Work task: The answer is every line in the data below that contains the word "label".

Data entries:
++++++

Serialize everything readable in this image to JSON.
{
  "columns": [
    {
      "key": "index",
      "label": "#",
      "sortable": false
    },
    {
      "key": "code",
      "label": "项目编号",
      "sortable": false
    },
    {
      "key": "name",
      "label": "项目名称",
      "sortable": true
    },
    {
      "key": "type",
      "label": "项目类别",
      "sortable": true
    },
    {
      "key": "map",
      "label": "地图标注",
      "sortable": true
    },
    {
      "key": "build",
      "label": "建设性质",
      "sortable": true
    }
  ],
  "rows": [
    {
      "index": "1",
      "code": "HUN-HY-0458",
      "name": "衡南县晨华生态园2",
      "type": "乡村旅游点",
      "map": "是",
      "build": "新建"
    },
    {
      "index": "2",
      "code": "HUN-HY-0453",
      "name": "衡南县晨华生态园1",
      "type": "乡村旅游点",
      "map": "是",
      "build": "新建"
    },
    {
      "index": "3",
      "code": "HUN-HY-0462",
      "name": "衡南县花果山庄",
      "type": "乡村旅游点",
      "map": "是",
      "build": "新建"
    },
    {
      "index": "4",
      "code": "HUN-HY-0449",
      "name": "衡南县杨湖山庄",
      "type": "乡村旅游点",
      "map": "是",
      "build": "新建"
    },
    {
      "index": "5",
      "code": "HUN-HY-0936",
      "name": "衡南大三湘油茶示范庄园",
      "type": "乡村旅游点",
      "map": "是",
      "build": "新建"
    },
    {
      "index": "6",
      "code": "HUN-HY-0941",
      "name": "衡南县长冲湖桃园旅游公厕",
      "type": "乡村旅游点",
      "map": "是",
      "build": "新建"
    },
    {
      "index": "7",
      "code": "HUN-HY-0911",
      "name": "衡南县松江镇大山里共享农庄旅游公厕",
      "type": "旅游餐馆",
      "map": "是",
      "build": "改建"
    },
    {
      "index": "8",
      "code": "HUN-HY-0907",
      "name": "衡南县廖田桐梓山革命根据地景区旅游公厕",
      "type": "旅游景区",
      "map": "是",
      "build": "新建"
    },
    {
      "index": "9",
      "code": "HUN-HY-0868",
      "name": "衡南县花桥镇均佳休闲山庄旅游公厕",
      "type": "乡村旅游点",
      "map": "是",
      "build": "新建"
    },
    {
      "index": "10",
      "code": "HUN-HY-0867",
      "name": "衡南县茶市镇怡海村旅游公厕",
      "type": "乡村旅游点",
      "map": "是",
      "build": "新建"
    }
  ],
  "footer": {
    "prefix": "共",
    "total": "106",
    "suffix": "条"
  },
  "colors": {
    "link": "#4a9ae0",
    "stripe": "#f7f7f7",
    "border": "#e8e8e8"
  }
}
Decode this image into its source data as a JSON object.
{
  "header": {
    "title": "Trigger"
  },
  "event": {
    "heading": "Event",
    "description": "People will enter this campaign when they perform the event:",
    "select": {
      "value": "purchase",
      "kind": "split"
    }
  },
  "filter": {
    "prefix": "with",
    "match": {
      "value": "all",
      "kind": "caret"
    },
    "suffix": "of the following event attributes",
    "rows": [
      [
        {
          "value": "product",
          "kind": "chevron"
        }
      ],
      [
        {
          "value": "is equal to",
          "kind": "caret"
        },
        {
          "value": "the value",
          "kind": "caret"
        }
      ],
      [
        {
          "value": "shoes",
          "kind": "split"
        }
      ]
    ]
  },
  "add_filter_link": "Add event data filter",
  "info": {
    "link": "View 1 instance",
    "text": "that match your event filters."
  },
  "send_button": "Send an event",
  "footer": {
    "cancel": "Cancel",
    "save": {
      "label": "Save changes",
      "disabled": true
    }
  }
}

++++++

Written answer:
      "label": "#",
      "label": "项目编号",
      "label": "项目名称",
      "label": "项目类别",
      "label": "地图标注",
      "label": "建设性质",
      "label": "Save changes",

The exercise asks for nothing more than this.